“Blues is like the white dust in the neighborhood from the oyster-shell streets,” he told the Chronicle. “It’s a natural thing in this region. Certain things I can play with musicians from here that I cannot play with other musicians from Chicago or Seattle or Boston or New York.

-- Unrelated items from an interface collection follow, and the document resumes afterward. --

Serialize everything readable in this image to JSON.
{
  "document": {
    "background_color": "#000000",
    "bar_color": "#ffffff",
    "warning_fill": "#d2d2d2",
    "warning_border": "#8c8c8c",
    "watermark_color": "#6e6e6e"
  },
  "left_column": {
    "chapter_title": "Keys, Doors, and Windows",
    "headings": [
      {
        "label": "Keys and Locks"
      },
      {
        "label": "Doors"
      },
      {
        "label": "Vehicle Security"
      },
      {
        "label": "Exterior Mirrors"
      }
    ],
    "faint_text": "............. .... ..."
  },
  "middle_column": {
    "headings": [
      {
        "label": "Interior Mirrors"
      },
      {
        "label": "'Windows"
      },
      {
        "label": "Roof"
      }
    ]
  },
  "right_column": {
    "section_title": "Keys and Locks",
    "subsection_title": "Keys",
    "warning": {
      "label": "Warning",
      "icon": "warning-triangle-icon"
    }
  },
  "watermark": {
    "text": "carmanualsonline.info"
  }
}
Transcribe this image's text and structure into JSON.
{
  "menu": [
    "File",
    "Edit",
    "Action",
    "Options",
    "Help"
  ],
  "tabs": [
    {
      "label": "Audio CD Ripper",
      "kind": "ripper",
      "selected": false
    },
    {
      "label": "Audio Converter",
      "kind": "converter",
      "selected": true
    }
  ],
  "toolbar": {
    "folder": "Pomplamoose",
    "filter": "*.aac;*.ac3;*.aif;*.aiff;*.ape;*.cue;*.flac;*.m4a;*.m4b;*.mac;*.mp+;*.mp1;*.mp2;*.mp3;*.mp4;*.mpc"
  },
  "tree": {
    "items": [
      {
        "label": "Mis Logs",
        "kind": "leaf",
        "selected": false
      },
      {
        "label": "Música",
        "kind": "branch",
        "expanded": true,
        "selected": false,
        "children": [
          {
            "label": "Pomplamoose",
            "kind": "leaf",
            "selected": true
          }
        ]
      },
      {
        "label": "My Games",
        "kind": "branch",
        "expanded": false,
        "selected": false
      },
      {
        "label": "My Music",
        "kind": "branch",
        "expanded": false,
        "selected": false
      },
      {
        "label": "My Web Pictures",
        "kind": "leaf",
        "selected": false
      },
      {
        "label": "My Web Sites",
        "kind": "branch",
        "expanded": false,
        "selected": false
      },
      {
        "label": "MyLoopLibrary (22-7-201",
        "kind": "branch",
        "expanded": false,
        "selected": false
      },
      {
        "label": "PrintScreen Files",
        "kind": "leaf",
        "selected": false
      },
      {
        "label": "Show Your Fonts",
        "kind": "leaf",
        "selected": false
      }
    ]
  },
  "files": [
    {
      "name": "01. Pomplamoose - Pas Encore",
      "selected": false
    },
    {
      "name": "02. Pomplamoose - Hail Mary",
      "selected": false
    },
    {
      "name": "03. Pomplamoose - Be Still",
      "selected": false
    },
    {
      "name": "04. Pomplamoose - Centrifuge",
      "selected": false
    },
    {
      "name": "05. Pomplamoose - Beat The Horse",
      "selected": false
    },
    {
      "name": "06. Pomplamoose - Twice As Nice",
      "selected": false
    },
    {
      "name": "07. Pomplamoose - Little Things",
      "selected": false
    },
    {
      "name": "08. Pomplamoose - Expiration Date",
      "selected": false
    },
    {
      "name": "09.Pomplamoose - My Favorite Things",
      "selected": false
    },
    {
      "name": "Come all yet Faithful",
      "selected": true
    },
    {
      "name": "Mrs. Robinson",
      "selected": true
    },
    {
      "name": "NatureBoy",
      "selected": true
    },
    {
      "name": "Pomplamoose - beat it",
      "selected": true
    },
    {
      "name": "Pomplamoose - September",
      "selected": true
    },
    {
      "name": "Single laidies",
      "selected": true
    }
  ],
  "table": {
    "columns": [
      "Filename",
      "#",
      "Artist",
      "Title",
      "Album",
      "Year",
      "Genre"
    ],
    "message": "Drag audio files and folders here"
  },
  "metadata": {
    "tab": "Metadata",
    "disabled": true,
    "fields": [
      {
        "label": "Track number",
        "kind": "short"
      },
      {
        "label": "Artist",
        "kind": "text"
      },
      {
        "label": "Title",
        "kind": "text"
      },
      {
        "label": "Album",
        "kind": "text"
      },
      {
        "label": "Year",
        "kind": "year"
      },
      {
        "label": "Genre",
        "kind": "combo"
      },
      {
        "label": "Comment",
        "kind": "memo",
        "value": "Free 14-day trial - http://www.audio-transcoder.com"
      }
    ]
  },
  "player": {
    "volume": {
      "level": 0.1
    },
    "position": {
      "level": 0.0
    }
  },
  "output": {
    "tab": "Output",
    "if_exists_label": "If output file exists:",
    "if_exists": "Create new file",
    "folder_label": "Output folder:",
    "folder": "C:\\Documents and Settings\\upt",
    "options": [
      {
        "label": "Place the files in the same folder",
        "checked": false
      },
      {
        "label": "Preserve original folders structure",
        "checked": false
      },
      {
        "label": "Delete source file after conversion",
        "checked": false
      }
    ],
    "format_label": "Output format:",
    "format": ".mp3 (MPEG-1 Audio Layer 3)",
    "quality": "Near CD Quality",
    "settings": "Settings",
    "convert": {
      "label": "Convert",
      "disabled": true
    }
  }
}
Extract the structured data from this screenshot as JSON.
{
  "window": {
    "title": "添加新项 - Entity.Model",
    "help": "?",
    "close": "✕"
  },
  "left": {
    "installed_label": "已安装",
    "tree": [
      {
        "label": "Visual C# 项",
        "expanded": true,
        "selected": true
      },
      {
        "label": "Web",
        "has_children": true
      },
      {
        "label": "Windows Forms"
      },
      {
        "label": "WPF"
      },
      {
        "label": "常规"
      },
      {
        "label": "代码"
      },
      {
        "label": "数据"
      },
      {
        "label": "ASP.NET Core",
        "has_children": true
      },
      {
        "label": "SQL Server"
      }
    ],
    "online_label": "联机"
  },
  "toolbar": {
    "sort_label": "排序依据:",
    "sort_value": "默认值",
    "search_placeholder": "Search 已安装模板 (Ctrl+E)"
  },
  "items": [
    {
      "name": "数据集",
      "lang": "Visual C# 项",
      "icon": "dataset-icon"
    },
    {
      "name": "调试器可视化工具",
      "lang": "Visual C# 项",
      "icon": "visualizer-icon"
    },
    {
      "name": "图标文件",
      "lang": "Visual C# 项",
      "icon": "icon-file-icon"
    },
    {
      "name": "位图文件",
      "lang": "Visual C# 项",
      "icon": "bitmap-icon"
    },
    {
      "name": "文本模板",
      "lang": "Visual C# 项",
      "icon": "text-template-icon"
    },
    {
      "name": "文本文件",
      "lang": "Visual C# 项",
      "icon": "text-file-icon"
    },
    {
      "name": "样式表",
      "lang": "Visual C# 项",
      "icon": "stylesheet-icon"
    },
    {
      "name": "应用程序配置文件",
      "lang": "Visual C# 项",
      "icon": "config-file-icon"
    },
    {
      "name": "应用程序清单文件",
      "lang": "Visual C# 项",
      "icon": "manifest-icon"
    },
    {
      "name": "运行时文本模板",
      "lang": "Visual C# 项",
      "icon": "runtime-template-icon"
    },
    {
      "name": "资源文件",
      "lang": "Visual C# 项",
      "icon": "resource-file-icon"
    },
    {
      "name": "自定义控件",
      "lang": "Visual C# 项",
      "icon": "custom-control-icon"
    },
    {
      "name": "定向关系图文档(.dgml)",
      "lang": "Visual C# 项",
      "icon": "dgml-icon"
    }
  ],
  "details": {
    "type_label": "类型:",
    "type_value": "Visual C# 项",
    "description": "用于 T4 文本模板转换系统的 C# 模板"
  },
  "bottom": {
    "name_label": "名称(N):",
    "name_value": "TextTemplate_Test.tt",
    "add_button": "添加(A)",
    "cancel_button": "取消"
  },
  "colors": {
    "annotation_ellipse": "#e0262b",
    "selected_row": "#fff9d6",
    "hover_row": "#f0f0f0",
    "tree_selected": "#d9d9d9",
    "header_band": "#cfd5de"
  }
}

They simply do not feel it.”
Sample was also an in-demand session player in the ’70s, having worked with B.B. King, Steely Dan, Joni Mitchell, Marvin Gaye and numerous others.
Sample is survived by his wife Yolanda and his son Niklas.